The decades following this plague was rife with discoveries and innovations in medicine, biology, and physics. For one, in 1700, Nicolas Andry published his pioneering work on germ theory of disease, leading to mankind’s understanding on how illnesses happen.
In another period between the years 1873 and 1896, branded as the Long Depression in the US, marked a host of inventions – the incandescent bulb, the radio by, steam turbine, and refrigeration.
On the other hand, the Great Depression which beset America from 1929 to 1939 and is remembered as the greatest economic downturn the country has ever seen. By 1933 approximately 25% of the entire population was unemployed. But it was a technological golden age, as innovations such as the radio, automobile, aviation, telephone, and the electric power transmission grid were deployed and adopted.
The years following World War II were also characteristically an era of innovation, using much of the technology during the war. Notable inventions during this period are pressurized cabins, jet engine, synthetic rubber and oil, radio and landing navigation, radar, penicillin, and nuclear power.
Fast-forward to the 21st century, the dot-com crash of 2001, left a lot of tech firms wounded with massive lay-offs. But it provided much impetus for tech companies like Facebook, Google, Apple, and Amazon to innovate and grow. These digital tech firms were further given a big boost when the severe acute respiratory syndrome (SARS) was recognized as a global threat in March 2003, after first appearing in Southern China in November 2002, which forced consumers to move online. In fact, this even lead to the growth of innovative tech firms in China, led by ecommerce and telecom companies such as Alibaba, Tencent, and Huawei, taking advantage of the Chinese consumers’ desire to conduct their lives online to avoid the deadly virus.
Then the global financial crisis of 2007-08 came, caused by the subprime mortgage crisis. This led to financial services companies going bell-up and the eventual loss of consumer confidence in the financial system. This was when Satoshi Nakamoto founded bitcoin in 2008, leading to innovations in cryptocurrency and blockchain.
These historical accounts prove the age-old adage that “behind every crisis, lies opportunities”; and opportunity manifests itself in the form of innovations. Famous economist Joseph Schumpeter, referred to crises as “seedbeds of innovation and entrepreneurship”. ‘Innovations developed during crises generate the gales of creative destruction that launch new technologies, remake existing industries, and give birth to entirely new ones – setting in motion new rounds of economic growth”, as a treatise in The Atlantic put it.
Indeed, we are in difficult times now. But expect an era of glorious innovations after the storm in the areas of computing, biotechnology, and material science.
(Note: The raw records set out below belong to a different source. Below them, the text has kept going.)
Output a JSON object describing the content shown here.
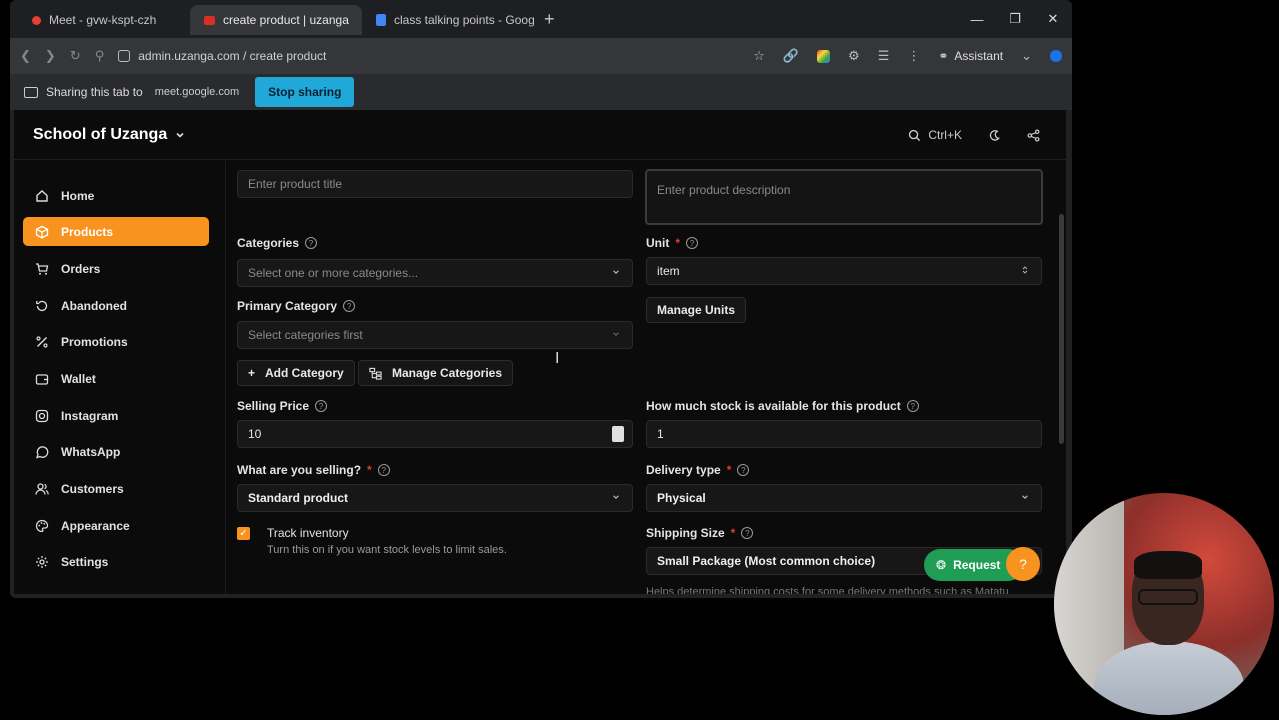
{
  "browser": {
    "tabs": [
      {
        "title": "Meet - gvw-kspt-czh",
        "active": false
      },
      {
        "title": "create product | uzanga",
        "active": true
      },
      {
        "title": "class talking points - Goog",
        "active": false
      }
    ],
    "url": "admin.uzanga.com / create product",
    "assistant_label": "Assistant"
  },
  "share_bar": {
    "text": "Sharing this tab to",
    "host": "meet.google.com",
    "stop_label": "Stop sharing"
  },
  "app": {
    "brand": "School of Uzanga",
    "search_shortcut": "Ctrl+K"
  },
  "sidebar": {
    "items": [
      {
        "label": "Home",
        "icon": "home-icon",
        "active": false
      },
      {
        "label": "Products",
        "icon": "box-icon",
        "active": true
      },
      {
        "label": "Orders",
        "icon": "cart-icon",
        "active": false
      },
      {
        "label": "Abandoned",
        "icon": "history-icon",
        "active": false
      },
      {
        "label": "Promotions",
        "icon": "percent-icon",
        "active": false
      },
      {
        "label": "Wallet",
        "icon": "wallet-icon",
        "active": false
      },
      {
        "label": "Instagram",
        "icon": "instagram-icon",
        "active": false
      },
      {
        "label": "WhatsApp",
        "icon": "whatsapp-icon",
        "active": false
      },
      {
        "label": "Customers",
        "icon": "users-icon",
        "active": false
      },
      {
        "label": "Appearance",
        "icon": "palette-icon",
        "active": false
      },
      {
        "label": "Settings",
        "icon": "gear-icon",
        "active": false
      }
    ]
  },
  "form": {
    "title_placeholder": "Enter product title",
    "description_placeholder": "Enter product description",
    "categories_label": "Categories",
    "categories_placeholder": "Select one or more categories...",
    "unit_label": "Unit",
    "unit_value": "item",
    "manage_units": "Manage Units",
    "primary_category_label": "Primary Category",
    "primary_category_placeholder": "Select categories first",
    "add_category": "Add Category",
    "manage_categories": "Manage Categories",
    "selling_price_label": "Selling Price",
    "selling_price_value": "10",
    "stock_label": "How much stock is available for this product",
    "stock_value": "1",
    "selling_type_label": "What are you selling?",
    "selling_type_value": "Standard product",
    "delivery_type_label": "Delivery type",
    "delivery_type_value": "Physical",
    "track_inventory_label": "Track inventory",
    "track_inventory_help": "Turn this on if you want stock levels to limit sales.",
    "shipping_size_label": "Shipping Size",
    "shipping_size_value": "Small Package (Most common choice)",
    "shipping_help": "Helps determine shipping costs for some delivery methods such as Matatu"
  },
  "request_button": "Request",
  "colors": {
    "accent": "#f7931e",
    "stop_sharing": "#20a8d8",
    "request": "#1f9d55"
  }
}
Innovation will triumph over COVID-19. We are already seeing the signs now. The question is – what are you going to do about this?
This article originally published in Manila Times, March 26, 2020
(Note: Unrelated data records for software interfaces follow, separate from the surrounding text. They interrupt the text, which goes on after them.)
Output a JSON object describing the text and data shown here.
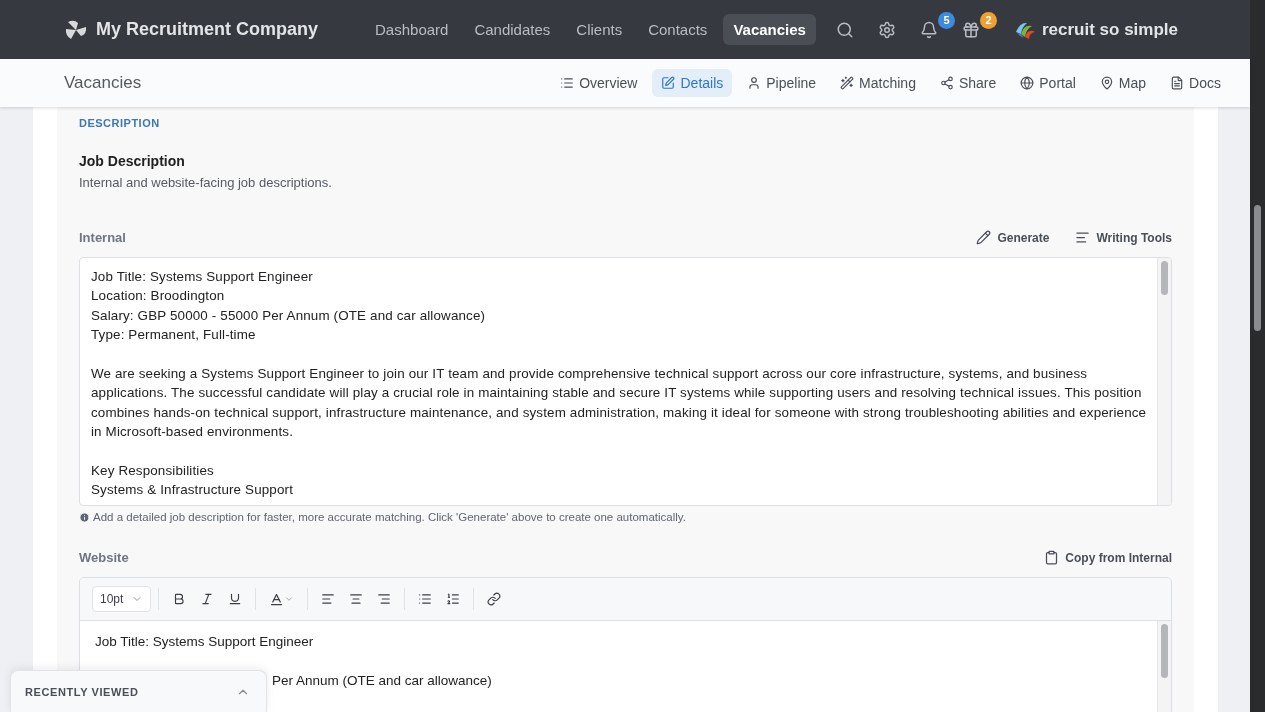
{
  "brand": {
    "name": "My Recruitment Company"
  },
  "nav": [
    {
      "label": "Dashboard",
      "selected": false
    },
    {
      "label": "Candidates",
      "selected": false
    },
    {
      "label": "Clients",
      "selected": false
    },
    {
      "label": "Contacts",
      "selected": false
    },
    {
      "label": "Vacancies",
      "selected": true
    }
  ],
  "notifications": {
    "count": "5"
  },
  "gifts": {
    "count": "2"
  },
  "partner": {
    "name": "recruit so simple"
  },
  "page_title": "Vacancies",
  "subtabs": [
    {
      "label": "Overview",
      "selected": false
    },
    {
      "label": "Details",
      "selected": true
    },
    {
      "label": "Pipeline",
      "selected": false
    },
    {
      "label": "Matching",
      "selected": false
    },
    {
      "label": "Share",
      "selected": false
    },
    {
      "label": "Portal",
      "selected": false
    },
    {
      "label": "Map",
      "selected": false
    },
    {
      "label": "Docs",
      "selected": false
    }
  ],
  "section": {
    "heading": "DESCRIPTION",
    "title": "Job Description",
    "subtitle": "Internal and website-facing job descriptions."
  },
  "internal": {
    "label": "Internal",
    "actions": [
      "Generate",
      "Writing Tools"
    ],
    "text": "Job Title: Systems Support Engineer\nLocation: Broodington\nSalary: GBP 50000 - 55000 Per Annum (OTE and car allowance)\nType: Permanent, Full-time\n\nWe are seeking a Systems Support Engineer to join our IT team and provide comprehensive technical support across our core infrastructure, systems, and business applications. The successful candidate will play a crucial role in maintaining stable and secure IT systems while supporting users and resolving technical issues. This position combines hands-on technical support, infrastructure maintenance, and system administration, making it ideal for someone with strong troubleshooting abilities and experience in Microsoft-based environments.\n\nKey Responsibilities\nSystems & Infrastructure Support",
    "hint": "Add a detailed job description for faster, more accurate matching. Click 'Generate' above to create one automatically."
  },
  "website": {
    "label": "Website",
    "action": "Copy from Internal",
    "font_size": "10pt",
    "lines": [
      "Job Title: Systems Support Engineer",
      "Per Annum (OTE and car allowance)"
    ]
  },
  "recently_viewed": {
    "title": "RECENTLY VIEWED",
    "expanded": false
  }
}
Reynaldo Lugtu Jr is Co-Founder and CEO of Hungry Workhorse, a digital and culture transformation consulting firm. And has engaged with several companies and organizations on digital transformation and innovation.
He is a digital and culture transformation thought & action leader, a sought-after public speaker, and an accomplished educator, author, business columnist, and innovation coach. And is a business columnist and writer for Manila Times, Manila Bulletin, and Business World.
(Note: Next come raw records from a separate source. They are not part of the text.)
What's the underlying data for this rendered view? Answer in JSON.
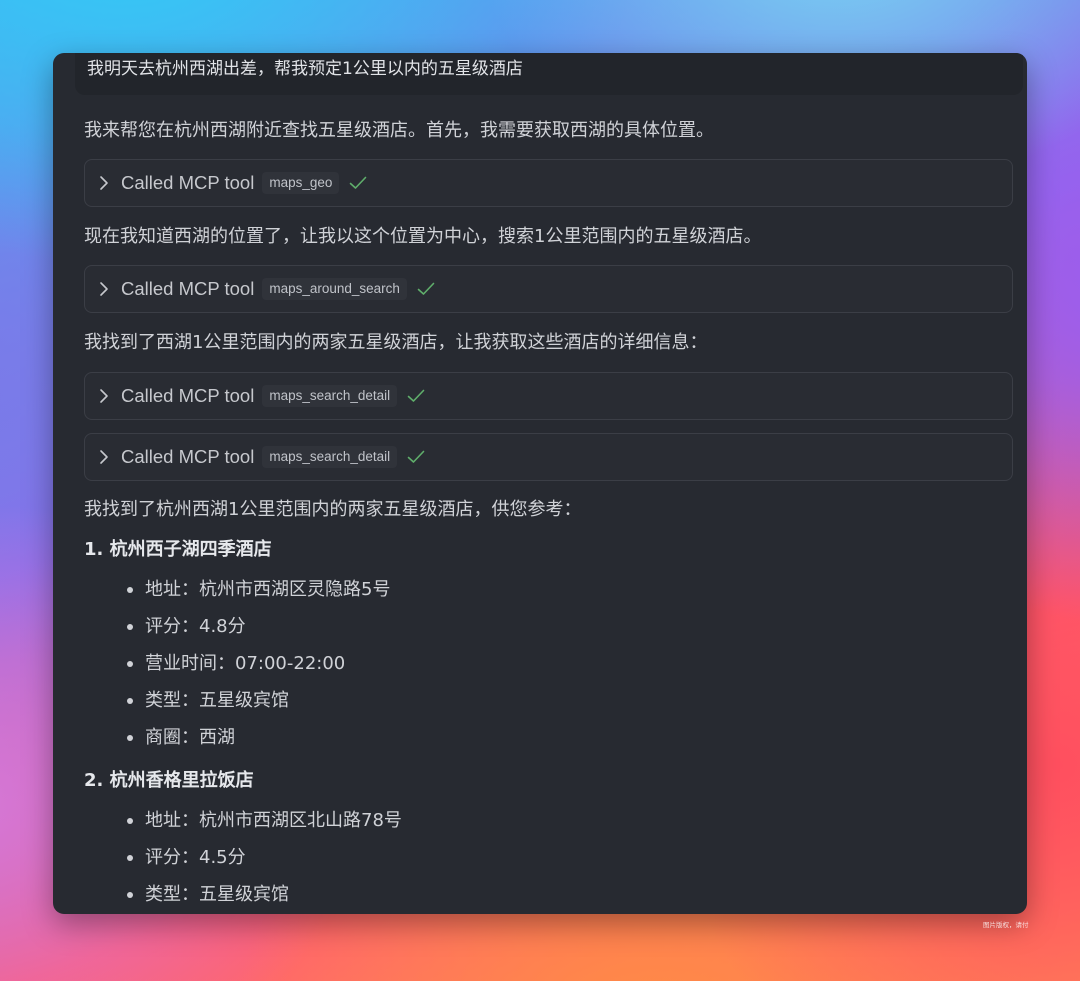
{
  "user_message": "我明天去杭州西湖出差，帮我预定1公里以内的五星级酒店",
  "messages": {
    "p1": "我来帮您在杭州西湖附近查找五星级酒店。首先，我需要获取西湖的具体位置。",
    "p2": "现在我知道西湖的位置了，让我以这个位置为中心，搜索1公里范围内的五星级酒店。",
    "p3": "我找到了西湖1公里范围内的两家五星级酒店，让我获取这些酒店的详细信息：",
    "p4": "我找到了杭州西湖1公里范围内的两家五星级酒店，供您参考："
  },
  "tool_calls": [
    {
      "label": "Called MCP tool",
      "name": "maps_geo"
    },
    {
      "label": "Called MCP tool",
      "name": "maps_around_search"
    },
    {
      "label": "Called MCP tool",
      "name": "maps_search_detail"
    },
    {
      "label": "Called MCP tool",
      "name": "maps_search_detail"
    }
  ],
  "hotels": [
    {
      "title": "1. 杭州西子湖四季酒店",
      "details": [
        "地址：杭州市西湖区灵隐路5号",
        "评分：4.8分",
        "营业时间：07:00-22:00",
        "类型：五星级宾馆",
        "商圈：西湖"
      ]
    },
    {
      "title": "2. 杭州香格里拉饭店",
      "details": [
        "地址：杭州市西湖区北山路78号",
        "评分：4.5分",
        "类型：五星级宾馆"
      ]
    }
  ],
  "watermark": "图片版权，请付",
  "colors": {
    "window_bg": "#272a31",
    "check_green": "#5fae6b"
  },
  "icons": {
    "expand": "chevron-right-icon",
    "done": "check-icon"
  }
}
Ray is the Country Representative of the Institute of Change and Transformation Professionals Asia (ICTPA). He is also Professorial Lecturer in the MBA program of De La Salle University and Lecturer on Digital Transformation, Leadership and Management in the Benilde – School of Professional and Continuing Education.